Collected data entries
┏━━

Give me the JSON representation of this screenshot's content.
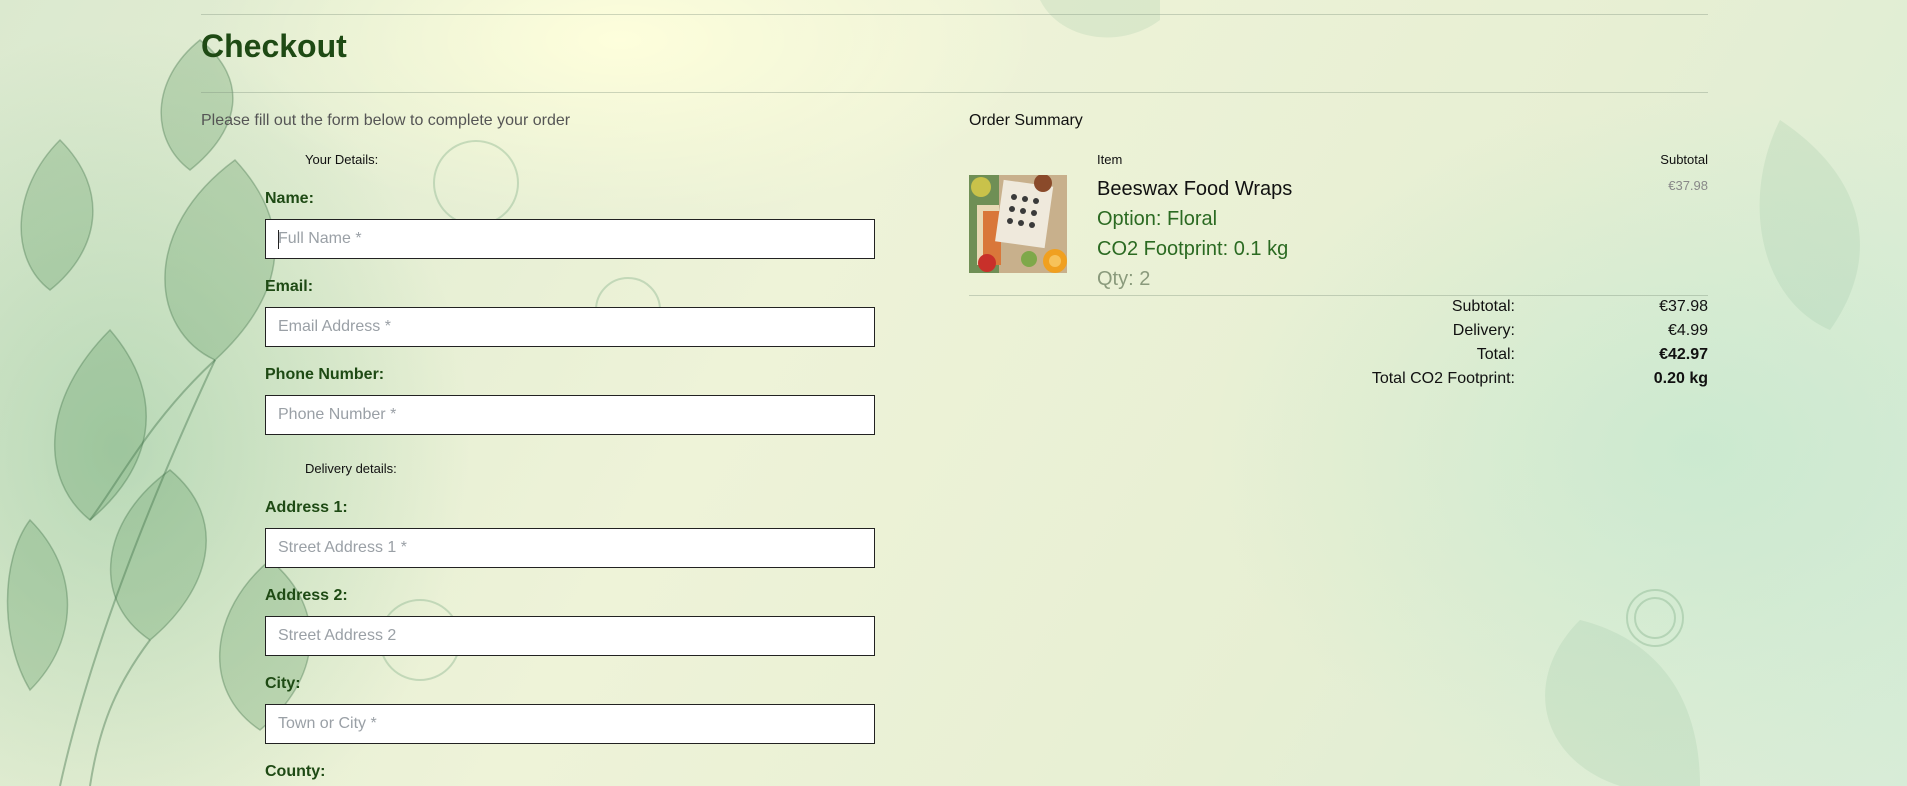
{
  "page": {
    "title": "Checkout",
    "intro": "Please fill out the form below to complete your order"
  },
  "form": {
    "your_details_legend": "Your Details:",
    "delivery_legend": "Delivery details:",
    "fields": {
      "name": {
        "label": "Name:",
        "placeholder": "Full Name *",
        "value": ""
      },
      "email": {
        "label": "Email:",
        "placeholder": "Email Address *",
        "value": ""
      },
      "phone": {
        "label": "Phone Number:",
        "placeholder": "Phone Number *",
        "value": ""
      },
      "address1": {
        "label": "Address 1:",
        "placeholder": "Street Address 1 *",
        "value": ""
      },
      "address2": {
        "label": "Address 2:",
        "placeholder": "Street Address 2",
        "value": ""
      },
      "city": {
        "label": "City:",
        "placeholder": "Town or City *",
        "value": ""
      },
      "county": {
        "label": "County:"
      }
    }
  },
  "order_summary": {
    "title": "Order Summary",
    "col_item": "Item",
    "col_subtotal": "Subtotal",
    "items": [
      {
        "name": "Beeswax Food Wraps",
        "option": "Option: Floral",
        "co2": "CO2 Footprint: 0.1 kg",
        "qty": "Qty: 2",
        "subtotal": "€37.98",
        "image_icon": "beeswax-wraps-photo"
      }
    ],
    "totals": {
      "subtotal_label": "Subtotal:",
      "subtotal_value": "€37.98",
      "delivery_label": "Delivery:",
      "delivery_value": "€4.99",
      "total_label": "Total:",
      "total_value": "€42.97",
      "co2_label": "Total CO2 Footprint:",
      "co2_value": "0.20 kg"
    }
  },
  "colors": {
    "heading_green": "#1e4a14",
    "meta_green": "#2b6a22",
    "background": "#e7efd3"
  }
}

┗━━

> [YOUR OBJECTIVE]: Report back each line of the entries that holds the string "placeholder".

> [ANSWER FOR THE TASK]:
        "placeholder": "Full Name *",
        "placeholder": "Email Address *",
        "placeholder": "Phone Number *",
        "placeholder": "Street Address 1 *",
        "placeholder": "Street Address 2",
        "placeholder": "Town or City *",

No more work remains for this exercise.